El Nino Watch Called as Odds Grow of Weather-Shifting Event

By Brian K. Sullivan | April 14, 2023

US government forecasters issued an El Nino watch as the odds increased that the weather-changing phenomenon will arise over the Pacific Ocean, raising the prospects of a below-average Atlantic hurricane season as well as heavy rains and searing heat across multiple regions of the globe.

The US Climate Prediction Center raised the likelihood of an El Nino emerging between August and October to 74% from 61% a month ago. El Nino is when the equatorial Pacific warms and reacts with the atmosphere to disrupt weather patterns.
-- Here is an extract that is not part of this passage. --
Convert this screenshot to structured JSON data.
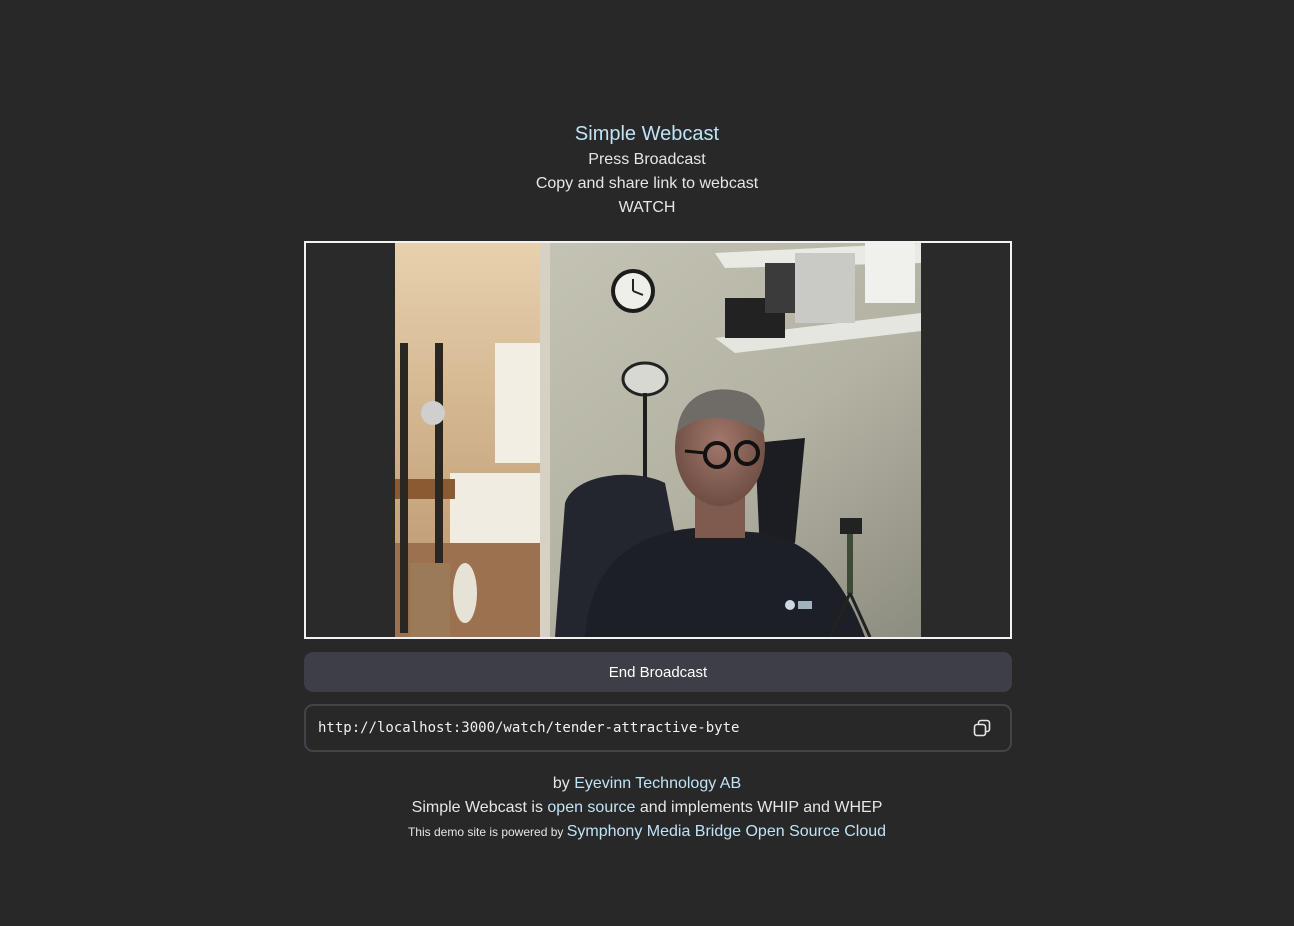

One common knock-on effect is increased wind shear in the Caribbean tearing at budding hurricanes there.

“The latest model guidance came out and it was impressive,” said Michelle L’Heureux, a forecaster with the Climate Prediction Center. “Our Spidey sense perks up when we are seeing a lot of model agreement.”

Colorado State University is calling for a below-average 13 named storms in the Atlantic this year, in part because of the possibility of El Nino. Six of those systems could become hurricanes, and of those two may reach major status with winds of 111 miles (179 kilometers) per hour or more, by the time the six-month Atlantic season ends on Nov. 30.

A storm is named when its winds reach tropical-storm strength of 39 mph.

In addition to blunting the frequency of Atlantic hurricanes, El Nino could bring relief to drought-parched areas of Argentina and the southern US while blanketing parts of Asia and Australia with hotter, drier conditions. Coffee, tea, and cocoa crops would be especially vulnerable.

L’Heureux cautioned that models at this time of the year have a higher chance of being wrong. “We don’t quite have 20-20 vision in the spring and we are working with incomplete information,” she said.

Was this article valuable?

Here are more articles you may enjoy.